When Near East Side real-estate developer Sarni Dickerson decided to fight a foreclosure action on two of her properties in 2006, she had no idea that she still would be in a legal battle nearly eight years later.

When Near East Side real-estate developer Sarni Dickerson decided to fight a foreclosure action on two of her properties in 2006, she had no idea that she still would be in a legal battle nearly eight years later.

Although she ultimately prevailed when a Franklin County jury awarded her $1.1 million in damages in 2012 and the trial judge upheld the verdict last month, she hasn’t seen a dime.

Beneficial Mortgage, which brought the foreclosure action, filed notice last week that it will appeal the verdict and the damages.

“I think they’ve robbed me of many years of my life,” Dickerson said. “I can never get that back.”

Nor does Dickerson, once a high-profile leader in the Near East Side community, think that the jury verdict will salvage her reputation.

“It’s too late for that,” she said.

The fight has left Dickerson, 75, in debt to friends and her four adult children, on whom she continues to depend for financial support, said her attorney, Kevin E. Humphreys.
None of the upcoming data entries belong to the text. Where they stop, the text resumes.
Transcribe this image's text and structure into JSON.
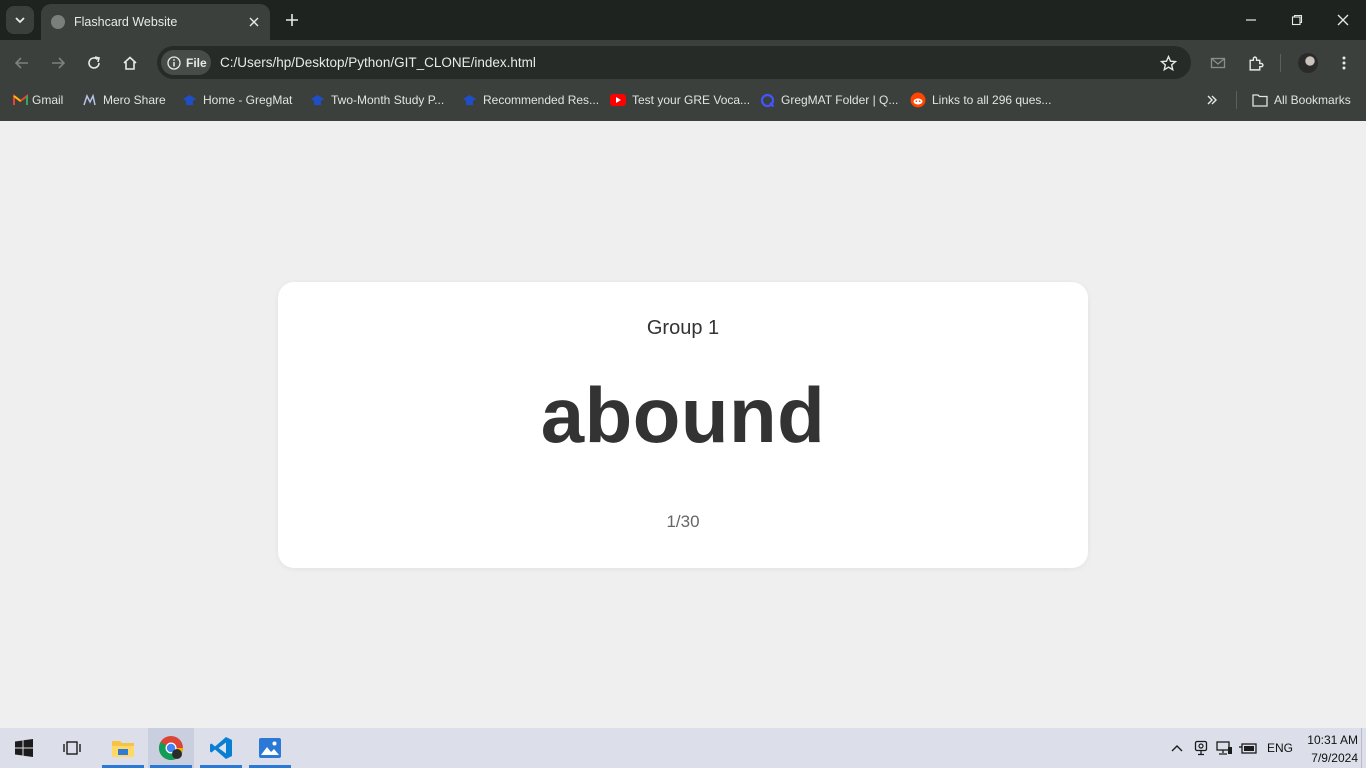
{
  "browser": {
    "tab": {
      "title": "Flashcard Website"
    },
    "address": {
      "chip_label": "File",
      "url": "C:/Users/hp/Desktop/Python/GIT_CLONE/index.html"
    },
    "bookmarks": [
      {
        "label": "Gmail",
        "icon": "gmail-icon"
      },
      {
        "label": "Mero Share",
        "icon": "meroshare-icon"
      },
      {
        "label": "Home - GregMat",
        "icon": "gregmat-icon"
      },
      {
        "label": "Two-Month Study P...",
        "icon": "gregmat-icon"
      },
      {
        "label": "Recommended Res...",
        "icon": "gregmat-icon"
      },
      {
        "label": "Test your GRE Voca...",
        "icon": "youtube-icon"
      },
      {
        "label": "GregMAT Folder | Q...",
        "icon": "quizlet-icon"
      },
      {
        "label": "Links to all 296 ques...",
        "icon": "reddit-icon"
      }
    ],
    "all_bookmarks_label": "All Bookmarks"
  },
  "flashcard": {
    "group": "Group 1",
    "word": "abound",
    "counter": "1/30"
  },
  "taskbar": {
    "apps": [
      "start-icon",
      "task-view-icon",
      "file-explorer-icon",
      "chrome-icon",
      "vscode-icon",
      "photos-icon"
    ],
    "language": "ENG",
    "time": "10:31 AM",
    "date": "7/9/2024"
  },
  "colors": {
    "accent": "#2b79d6",
    "page_background": "#efefef",
    "card_background": "#ffffff",
    "browser_frame": "#3b403c"
  }
}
The two properties — a commercial building at 940-950 E. Broad St. and an apartment building at 69 N. 20th St. — were sold during the foreclosure proceedings.

“Those properties were her retirement,” Humphreys said. “Throughout this case, she has been without her retirement income. She has Social Security, but that was not the retirement she planned for.”

The Cleveland-based attorneys for Beneficial did not respond to a request for comment on the case.

Dickerson’s ordeal began in late 2005 when, according to testimony, Beneficial’s local branch manager asked her to make $23,000 in payments on properties that she argued were not delinquent. She testified that she made the payment but was notified six months later by Beneficial’s corporate office that she faced foreclosure if she didn’t pay $8,003.

Dickerson said she met again with the branch manager and relied on his advice in making that payment as well. Two months later, Beneficial filed the foreclosure action, claiming she owed $25,421.

It took six years for the case to go to trial, with Beneficial continuing to bill Dickerson under account numbers that kept changing.

After the evidence was presented, Beneficial’s attorneys asked Franklin County Common Pleas Judge Daniel T. Hogan to render a verdict in the company’s favor on all of Dickerson’s counterclaims. The judge let some of her claims stand and said that if the jury found Dickerson’s testimony credible, damages were likely.

“Assuming the jury believes everything she has said, and they could do that, then what (Beneficial) did here is unconscionable,” Hogan said. “And when something is unconscionable, there ought to be damages to compensate somebody for the mental anguish that they go through.”

The jury found in Dickerson’s favor on claims of breach of contract and negligent misrepresentation, awarding her nearly $778,000 in economic damages and $1.75 million in non-economic damages. The award was reduced because Ohio law caps non-economic damages at $350,000.

Beneficial, in a motion seeking to overturn the verdict, downplayed its “apparent paperwork sloppiness” and argued that Dickerson failed to support her case with proper documentation.

Iris Cooper, a former banking executive and Ohio Department of Development official, was among those who testified on behalf of Dickerson. She told The Dispatch that Dickerson was the victim of “a systemic problem with nonbanking institutions that rushed to get into the commercial real-estate game without the technological infrastructure to book or track the accounts. Errors are perpetuated and perpetuated.”

Cooper had just started her banking career as a commercial lending officer at State Savings Bank in Columbus in 1984 when community leaders encouraged her to get to know Dickerson.

“She taught me about the business community and the real-estate community and pretty much became a mentor for me,” Cooper said. “She was well respected, especially as a woman and a minority. She had reached a level as a contractor and developer that few women or minorities had achieved.”

Cooper, who served as director of entrepreneurship and small business for the Development Department under Gov. Ted Strickland, said she felt helpless as she watched Dickerson wrestle with the foreclosure case.

“I was ashamed of the financial-services industry. I really was,” she said. “I hated to see someone’s reputation destroyed over a foolish attempt to take their property.”

Most citizens who find themselves in Dickerson’s situation “get rolled over,” Humphreys said. “ Normally, it takes a lot of money to fight. Big financial institutions will grind it out as long as they can.”

Humphreys was so outraged by the case that he said he is willing to represent Dickerson, regardless of her ability to pay, for as long as it takes.

“In this business, you have to decide who you’re going to stand up for and who you’re not,” Humphreys said. “I’m in it to the end.”

Dickerson said she has persevered through “a lot of prayers” and by keeping her children in mind.

“If (banks) can do this to me, they can do it to them.”